We shared a mixed salad which contained green beans, brown beans, tomatoes, corn, shredded cabbage and lettuce tossed very lightly in vinegar. My brother complained that there wasn’t enough flavor. I disagreed. The tomatoes were juicy and ripe and there was a good variety of textures from all the different ingredients in there.
My brother chose the pan roasted trout in wine sauce, one of the four or five preparations on the menu of a fish very common to this area. The sucker was probably hooked and pulled out of the clear-as-glass water of Lake Bohinj in the valley below. As my brother sliced down the belly of the sucker, folding one half over the other and removing the spine whole, I could see bright white, slightly translucent flesh peeking forth from the browned skin. The thing was beautifully prepared, not a bit overcooked, and the meat remained slippery smooth. It had a very faint muddy flavor, a vestige of its lake dwelling past, which was checked with plenty of garlic, lemon and the wonderfully fragrant white wine butter sauce flavored also with marjoram and bay leaf. Plenty of fresh bread was provided in a basket on the side to sop up the precious sauce with.

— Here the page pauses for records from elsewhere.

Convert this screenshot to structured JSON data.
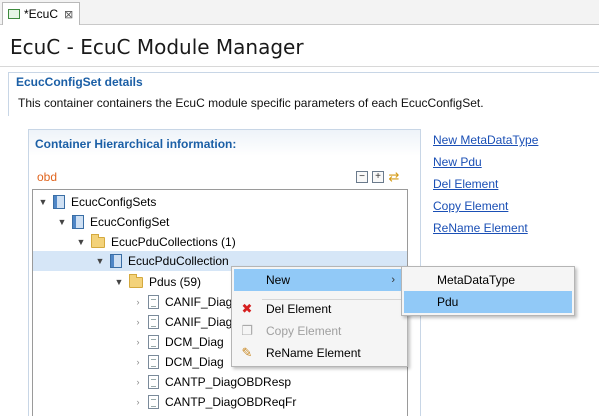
{
  "tab": {
    "label": "*EcuC",
    "close": "⊠"
  },
  "page": {
    "title": "EcuC - EcuC Module Manager"
  },
  "section": {
    "title": "EcucConfigSet details",
    "description": "This container containers the EcuC module specific parameters of each EcucConfigSet."
  },
  "container": {
    "title": "Container Hierarchical information:",
    "filter_label": "obd",
    "tools": [
      "collapse-all-icon",
      "expand-all-icon",
      "link-sync-icon"
    ]
  },
  "tree": {
    "nodes": [
      {
        "label": "EcucConfigSets",
        "icon": "config-icon",
        "expanded": true
      },
      {
        "label": "EcucConfigSet",
        "icon": "config-icon",
        "expanded": true
      },
      {
        "label": "EcucPduCollections (1)",
        "icon": "folder-icon",
        "expanded": true
      },
      {
        "label": "EcucPduCollection",
        "icon": "config-icon",
        "expanded": true,
        "selected": true
      },
      {
        "label": "Pdus (59)",
        "icon": "folder-icon",
        "expanded": true
      },
      {
        "label": "CANIF_Diag",
        "icon": "document-icon",
        "expanded": false
      },
      {
        "label": "CANIF_Diag",
        "icon": "document-icon",
        "expanded": false
      },
      {
        "label": "DCM_Diag",
        "icon": "document-icon",
        "expanded": false
      },
      {
        "label": "DCM_Diag",
        "icon": "document-icon",
        "expanded": false
      },
      {
        "label": "CANTP_DiagOBDResp",
        "icon": "document-icon",
        "expanded": false
      },
      {
        "label": "CANTP_DiagOBDReqFr",
        "icon": "document-icon",
        "expanded": false
      }
    ]
  },
  "actions": {
    "new_metadatatype": "New MetaDataType",
    "new_pdu": "New Pdu",
    "del_element": "Del Element",
    "copy_element": "Copy Element",
    "rename_element": "ReName Element"
  },
  "context_menu": {
    "new": "New",
    "del": "Del Element",
    "copy": "Copy Element",
    "rename": "ReName Element"
  },
  "submenu": {
    "metadatatype": "MetaDataType",
    "pdu": "Pdu"
  },
  "colors": {
    "link": "#1a4fb5",
    "section_title": "#1b5fa6",
    "filter_text": "#e0651f",
    "menu_highlight": "#91c9f7",
    "tree_selection": "#d6e6f7"
  }
}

We ordered another beer and stayed a while at Pri Hrvatu, my brother and I. The owner stayed with us, sharing stories about the different tourists groups who have visited the village and eaten at his restaurant. The guy speaks German, Italian, English, Slovenian, Czech and “a little bit of French.” He apologized for his lack of fluency in Hungarian and brought us a typed up copy of his menu translated flawlessly into Hungarian. We discussed the very different definitions of “iced coffee” in the U.S. and in Europe (where it means a cold espresso with 3 scoops of ice cream, a mound of whipped cream, chocolate drizzle and sometimes even a cherry on top). He assured me that his iced coffee was for real and to prove it he brought me one, on the house. The fact that there was a sundae spoon sticking out of the thing was proof enough that it actually was not legit by my definition but I appreciated the gesture and the “coffee” ended up being a great dessert. There was even a bit of rum in there.
Our dinner in Srednja Vas was easily one of my favorite memories of our trip to Slovenia. A bright little gem hidden deep in the Alpine valley, surrounded by one of the most gorgeous landscapes I’ve experienced in a while, Gostilna Pri Hrvatu is a restaurant worth looking for.